_Problem statement_
Across the entries below, work out how many lines contain "JSON". Respond with the number and no other text.

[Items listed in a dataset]
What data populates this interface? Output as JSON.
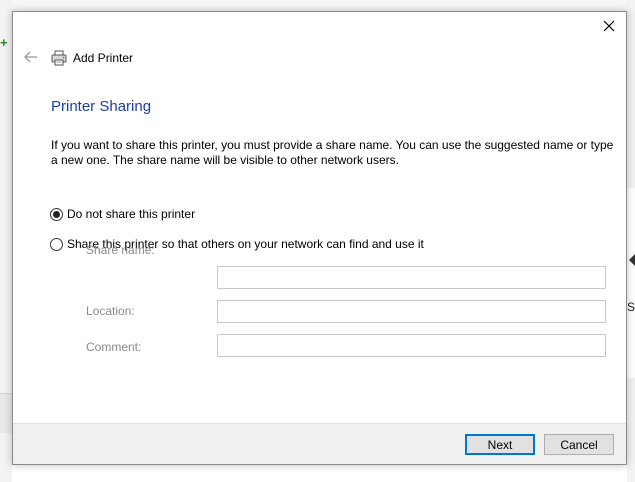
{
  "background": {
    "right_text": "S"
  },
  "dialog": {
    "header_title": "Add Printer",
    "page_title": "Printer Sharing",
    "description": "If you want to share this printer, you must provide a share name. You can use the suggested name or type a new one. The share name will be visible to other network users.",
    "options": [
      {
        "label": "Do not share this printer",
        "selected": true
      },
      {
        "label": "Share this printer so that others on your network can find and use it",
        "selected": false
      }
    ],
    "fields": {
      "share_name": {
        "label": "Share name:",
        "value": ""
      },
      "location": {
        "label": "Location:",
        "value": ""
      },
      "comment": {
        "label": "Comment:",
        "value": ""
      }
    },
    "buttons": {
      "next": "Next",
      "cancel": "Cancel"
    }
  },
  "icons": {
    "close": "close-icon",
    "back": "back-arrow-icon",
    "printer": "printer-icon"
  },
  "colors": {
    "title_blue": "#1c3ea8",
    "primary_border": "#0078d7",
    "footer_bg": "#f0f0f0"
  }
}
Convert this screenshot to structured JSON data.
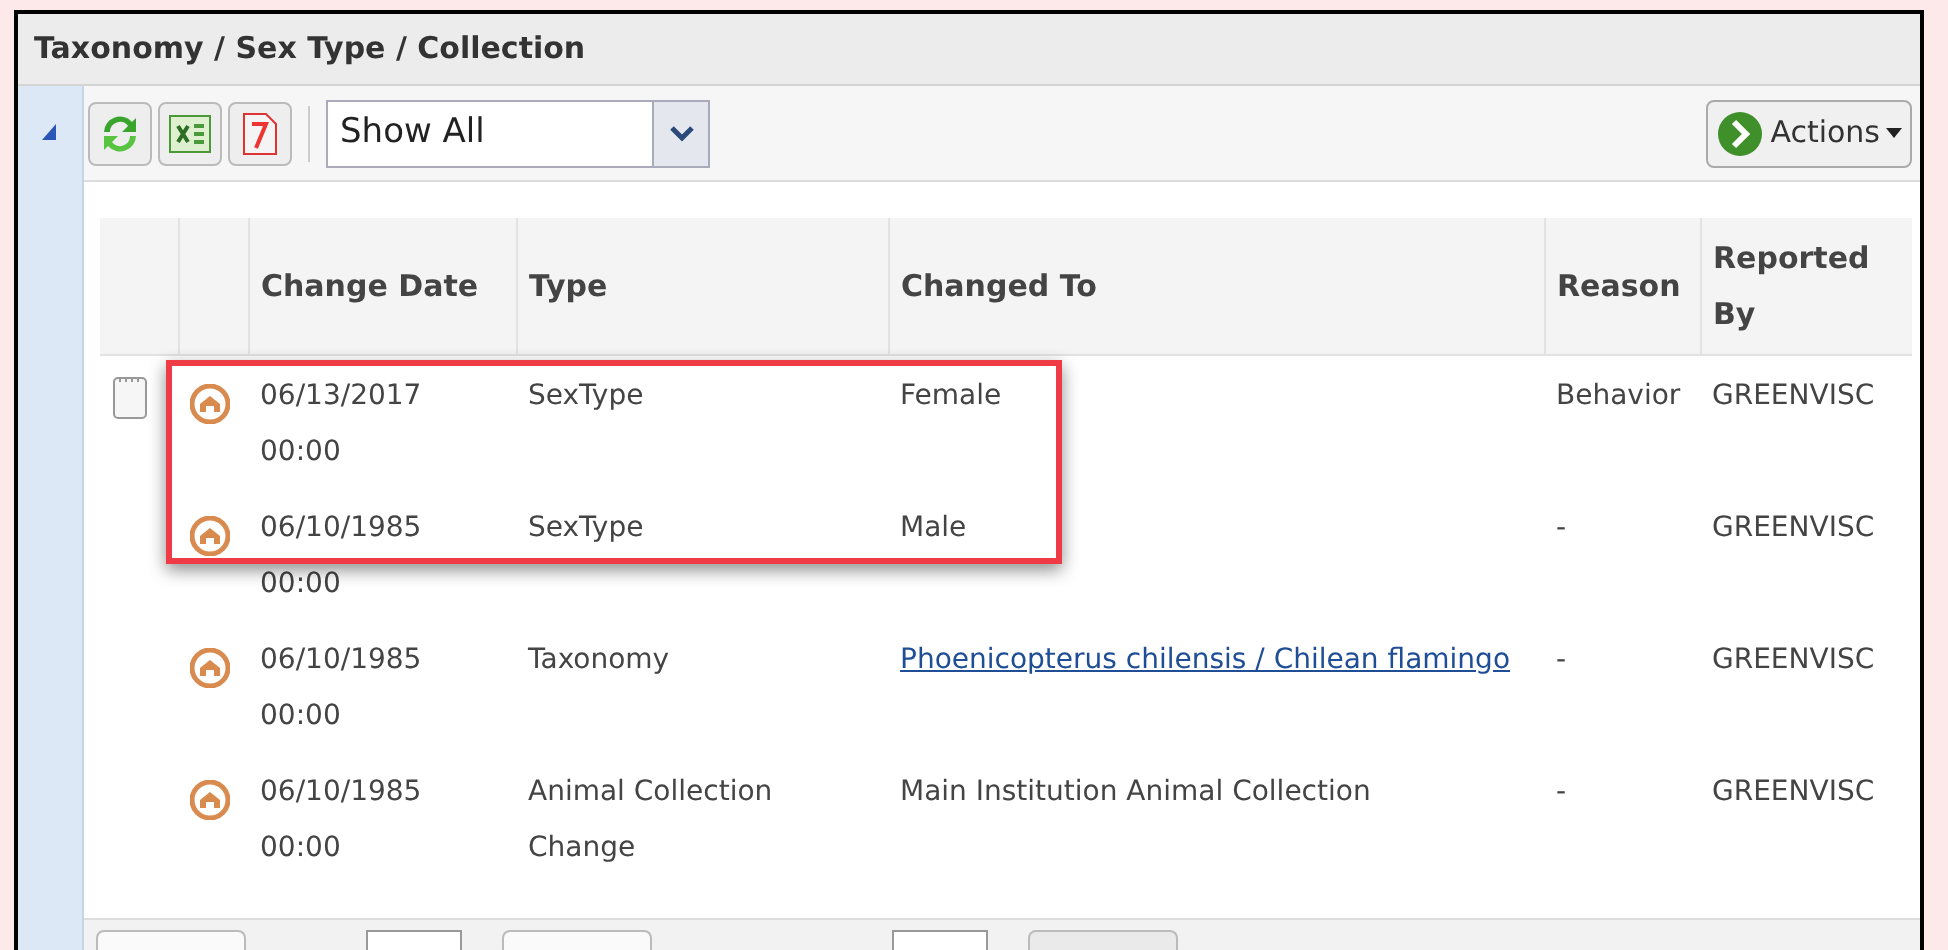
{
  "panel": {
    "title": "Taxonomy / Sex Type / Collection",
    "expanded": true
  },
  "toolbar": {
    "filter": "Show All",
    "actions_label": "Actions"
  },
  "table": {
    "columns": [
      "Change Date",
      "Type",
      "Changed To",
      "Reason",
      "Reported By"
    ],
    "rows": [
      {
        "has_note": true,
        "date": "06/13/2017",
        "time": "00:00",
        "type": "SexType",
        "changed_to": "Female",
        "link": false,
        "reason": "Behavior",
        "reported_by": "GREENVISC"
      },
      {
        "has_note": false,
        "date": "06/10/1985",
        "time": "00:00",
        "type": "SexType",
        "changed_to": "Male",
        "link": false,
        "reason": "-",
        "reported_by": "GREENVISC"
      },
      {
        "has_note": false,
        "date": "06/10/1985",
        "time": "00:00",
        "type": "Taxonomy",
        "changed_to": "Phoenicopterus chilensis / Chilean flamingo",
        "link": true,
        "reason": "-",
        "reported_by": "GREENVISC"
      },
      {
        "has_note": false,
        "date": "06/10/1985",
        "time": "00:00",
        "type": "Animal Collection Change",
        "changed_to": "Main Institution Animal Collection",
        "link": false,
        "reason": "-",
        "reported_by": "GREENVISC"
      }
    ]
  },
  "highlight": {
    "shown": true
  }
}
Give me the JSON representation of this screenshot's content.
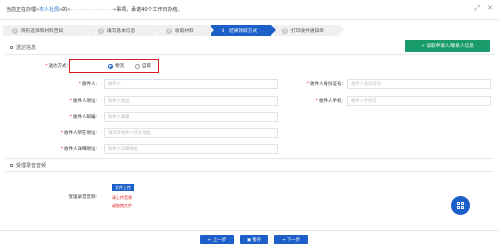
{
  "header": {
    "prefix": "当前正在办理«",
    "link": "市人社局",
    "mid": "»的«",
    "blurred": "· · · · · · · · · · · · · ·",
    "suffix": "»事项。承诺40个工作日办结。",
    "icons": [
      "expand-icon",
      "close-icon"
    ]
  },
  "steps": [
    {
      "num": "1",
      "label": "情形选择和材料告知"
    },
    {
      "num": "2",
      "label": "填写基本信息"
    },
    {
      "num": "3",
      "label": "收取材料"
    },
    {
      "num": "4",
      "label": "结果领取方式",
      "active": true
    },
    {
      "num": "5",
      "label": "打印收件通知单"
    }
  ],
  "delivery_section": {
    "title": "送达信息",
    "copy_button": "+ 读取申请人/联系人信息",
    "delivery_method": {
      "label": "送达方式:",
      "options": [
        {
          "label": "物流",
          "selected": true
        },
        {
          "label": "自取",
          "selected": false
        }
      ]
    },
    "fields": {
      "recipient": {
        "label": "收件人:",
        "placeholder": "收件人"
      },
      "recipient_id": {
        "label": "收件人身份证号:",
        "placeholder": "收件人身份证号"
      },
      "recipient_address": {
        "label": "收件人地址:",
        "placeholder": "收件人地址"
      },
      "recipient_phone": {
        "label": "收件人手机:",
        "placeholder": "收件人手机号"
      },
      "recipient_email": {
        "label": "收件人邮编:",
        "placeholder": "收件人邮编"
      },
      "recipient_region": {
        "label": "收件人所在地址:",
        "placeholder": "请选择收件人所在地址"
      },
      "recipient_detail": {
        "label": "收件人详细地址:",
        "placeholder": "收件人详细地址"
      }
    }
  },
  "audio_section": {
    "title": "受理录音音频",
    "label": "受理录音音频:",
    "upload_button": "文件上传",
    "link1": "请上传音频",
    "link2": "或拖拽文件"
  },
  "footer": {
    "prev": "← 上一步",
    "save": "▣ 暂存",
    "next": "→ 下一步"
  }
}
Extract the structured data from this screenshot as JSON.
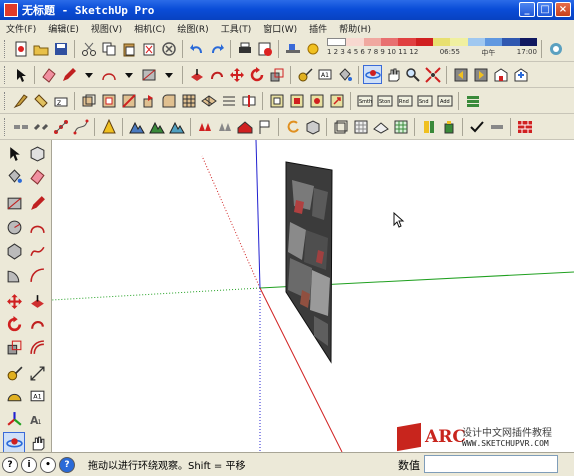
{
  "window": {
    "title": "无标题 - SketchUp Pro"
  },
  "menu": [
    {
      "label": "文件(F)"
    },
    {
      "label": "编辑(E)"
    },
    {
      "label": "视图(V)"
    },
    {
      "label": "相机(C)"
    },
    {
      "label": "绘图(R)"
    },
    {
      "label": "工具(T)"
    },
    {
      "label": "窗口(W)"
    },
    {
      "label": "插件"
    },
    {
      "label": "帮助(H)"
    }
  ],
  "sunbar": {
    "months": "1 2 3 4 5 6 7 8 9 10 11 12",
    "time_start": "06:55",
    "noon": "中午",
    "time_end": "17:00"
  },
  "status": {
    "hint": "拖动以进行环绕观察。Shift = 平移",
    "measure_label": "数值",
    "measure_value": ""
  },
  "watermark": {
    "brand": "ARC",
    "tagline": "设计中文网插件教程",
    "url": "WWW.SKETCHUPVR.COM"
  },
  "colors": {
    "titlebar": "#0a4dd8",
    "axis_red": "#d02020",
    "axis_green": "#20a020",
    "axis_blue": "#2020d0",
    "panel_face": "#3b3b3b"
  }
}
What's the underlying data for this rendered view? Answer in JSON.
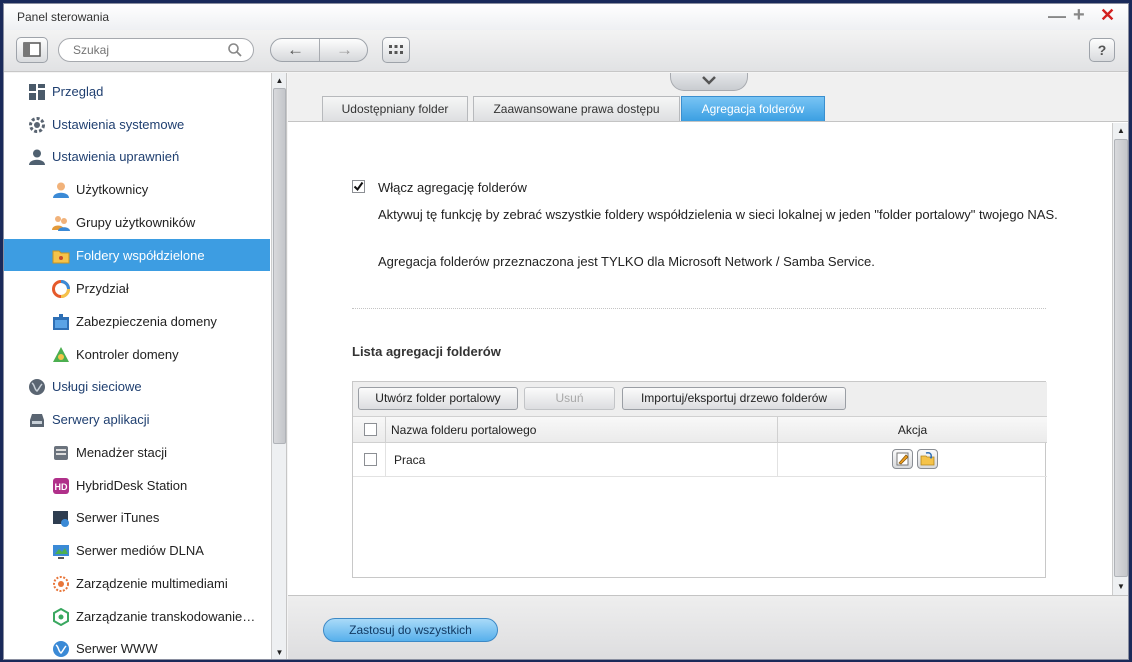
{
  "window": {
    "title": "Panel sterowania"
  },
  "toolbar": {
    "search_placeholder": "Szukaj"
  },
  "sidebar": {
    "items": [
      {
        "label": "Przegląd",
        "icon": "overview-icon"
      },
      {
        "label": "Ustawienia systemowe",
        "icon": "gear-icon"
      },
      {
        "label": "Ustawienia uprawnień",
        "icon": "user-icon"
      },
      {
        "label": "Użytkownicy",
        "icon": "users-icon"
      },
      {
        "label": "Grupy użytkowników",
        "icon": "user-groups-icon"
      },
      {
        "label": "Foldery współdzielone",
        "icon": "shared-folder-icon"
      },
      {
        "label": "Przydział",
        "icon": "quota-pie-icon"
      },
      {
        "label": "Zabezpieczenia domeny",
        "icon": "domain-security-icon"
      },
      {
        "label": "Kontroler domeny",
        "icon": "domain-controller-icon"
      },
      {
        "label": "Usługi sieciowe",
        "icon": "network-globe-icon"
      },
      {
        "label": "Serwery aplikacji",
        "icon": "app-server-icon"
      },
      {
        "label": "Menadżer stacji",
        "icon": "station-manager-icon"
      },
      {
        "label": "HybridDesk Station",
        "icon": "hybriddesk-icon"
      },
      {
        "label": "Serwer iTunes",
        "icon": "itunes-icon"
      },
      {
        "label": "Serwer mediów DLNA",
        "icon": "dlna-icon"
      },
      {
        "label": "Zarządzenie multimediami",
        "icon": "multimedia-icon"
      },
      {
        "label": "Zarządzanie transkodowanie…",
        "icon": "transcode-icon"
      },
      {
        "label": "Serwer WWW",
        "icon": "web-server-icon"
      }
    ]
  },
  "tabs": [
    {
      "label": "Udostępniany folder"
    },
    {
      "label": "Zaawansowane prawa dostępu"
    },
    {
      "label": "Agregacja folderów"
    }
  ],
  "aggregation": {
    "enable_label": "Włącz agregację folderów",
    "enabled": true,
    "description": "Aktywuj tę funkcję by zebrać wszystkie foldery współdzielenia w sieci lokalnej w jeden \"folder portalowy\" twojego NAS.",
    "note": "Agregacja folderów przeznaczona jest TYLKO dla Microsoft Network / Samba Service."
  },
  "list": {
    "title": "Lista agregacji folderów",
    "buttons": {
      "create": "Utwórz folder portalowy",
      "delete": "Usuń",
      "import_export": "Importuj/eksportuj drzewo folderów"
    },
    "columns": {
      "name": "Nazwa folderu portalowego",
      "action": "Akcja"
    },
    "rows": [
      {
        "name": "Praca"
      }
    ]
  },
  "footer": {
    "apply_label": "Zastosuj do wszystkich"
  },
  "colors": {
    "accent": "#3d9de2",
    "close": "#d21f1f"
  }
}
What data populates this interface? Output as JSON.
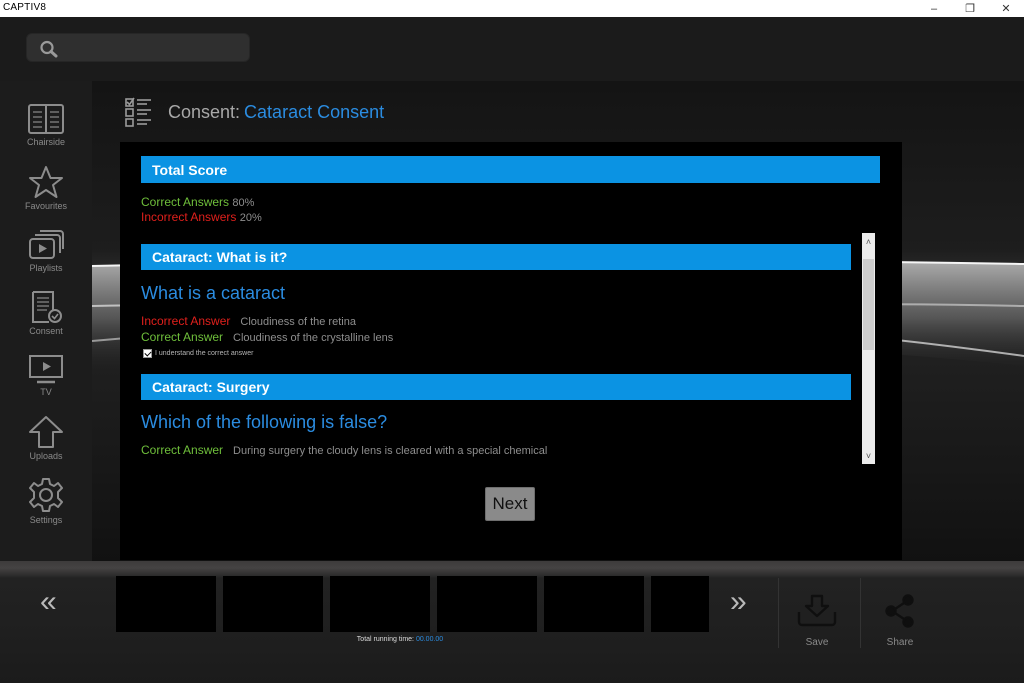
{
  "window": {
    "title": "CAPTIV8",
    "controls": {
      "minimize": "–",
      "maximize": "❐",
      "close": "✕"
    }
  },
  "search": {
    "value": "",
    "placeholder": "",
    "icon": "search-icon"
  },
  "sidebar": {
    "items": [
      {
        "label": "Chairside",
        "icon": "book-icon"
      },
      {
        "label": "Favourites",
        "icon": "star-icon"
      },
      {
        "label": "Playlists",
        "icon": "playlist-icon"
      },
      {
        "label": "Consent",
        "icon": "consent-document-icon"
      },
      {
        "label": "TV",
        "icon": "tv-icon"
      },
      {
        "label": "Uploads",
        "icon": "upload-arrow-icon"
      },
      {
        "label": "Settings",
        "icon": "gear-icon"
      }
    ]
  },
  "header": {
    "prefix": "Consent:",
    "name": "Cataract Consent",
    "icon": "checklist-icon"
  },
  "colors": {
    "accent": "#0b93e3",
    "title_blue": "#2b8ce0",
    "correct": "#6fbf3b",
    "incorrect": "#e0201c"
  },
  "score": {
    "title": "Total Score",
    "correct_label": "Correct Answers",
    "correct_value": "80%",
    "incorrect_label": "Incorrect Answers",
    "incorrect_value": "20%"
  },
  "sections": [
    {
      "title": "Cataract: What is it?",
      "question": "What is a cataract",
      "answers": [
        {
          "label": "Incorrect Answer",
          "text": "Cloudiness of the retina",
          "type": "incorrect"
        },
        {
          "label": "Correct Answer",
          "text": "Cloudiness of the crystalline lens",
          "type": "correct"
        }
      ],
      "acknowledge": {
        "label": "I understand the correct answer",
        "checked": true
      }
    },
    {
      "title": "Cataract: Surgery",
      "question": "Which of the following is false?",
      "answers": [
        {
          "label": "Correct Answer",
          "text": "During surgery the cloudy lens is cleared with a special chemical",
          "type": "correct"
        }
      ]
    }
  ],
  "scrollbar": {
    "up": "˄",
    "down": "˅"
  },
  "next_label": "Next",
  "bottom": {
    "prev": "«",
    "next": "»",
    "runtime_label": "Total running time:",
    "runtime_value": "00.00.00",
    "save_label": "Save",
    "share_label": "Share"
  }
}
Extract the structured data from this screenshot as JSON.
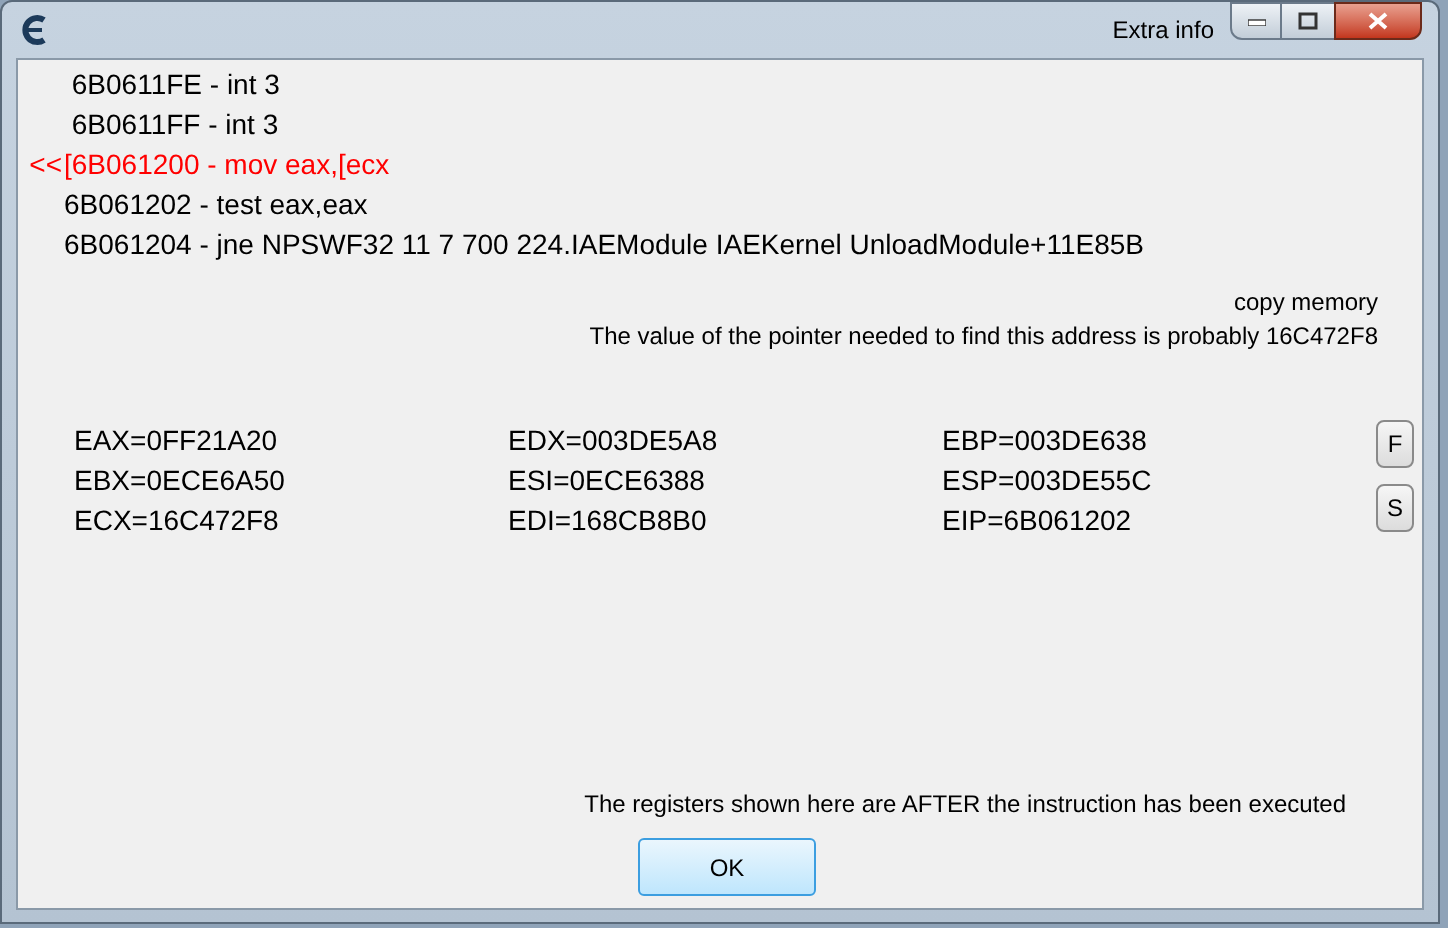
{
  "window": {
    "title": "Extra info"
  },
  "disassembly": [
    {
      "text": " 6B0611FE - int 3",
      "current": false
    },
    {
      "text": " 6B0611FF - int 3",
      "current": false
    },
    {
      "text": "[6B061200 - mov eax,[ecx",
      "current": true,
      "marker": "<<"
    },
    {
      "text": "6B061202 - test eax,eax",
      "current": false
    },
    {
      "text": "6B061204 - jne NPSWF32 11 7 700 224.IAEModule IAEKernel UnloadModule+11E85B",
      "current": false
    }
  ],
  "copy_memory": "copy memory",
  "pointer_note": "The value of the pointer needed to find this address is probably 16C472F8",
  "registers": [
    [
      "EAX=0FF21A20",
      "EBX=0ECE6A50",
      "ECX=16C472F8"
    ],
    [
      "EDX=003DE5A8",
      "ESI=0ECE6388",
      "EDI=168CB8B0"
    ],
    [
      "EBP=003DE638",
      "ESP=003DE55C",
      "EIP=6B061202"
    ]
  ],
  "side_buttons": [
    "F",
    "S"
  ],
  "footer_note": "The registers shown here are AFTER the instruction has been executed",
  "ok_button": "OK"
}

_Exercise response_
7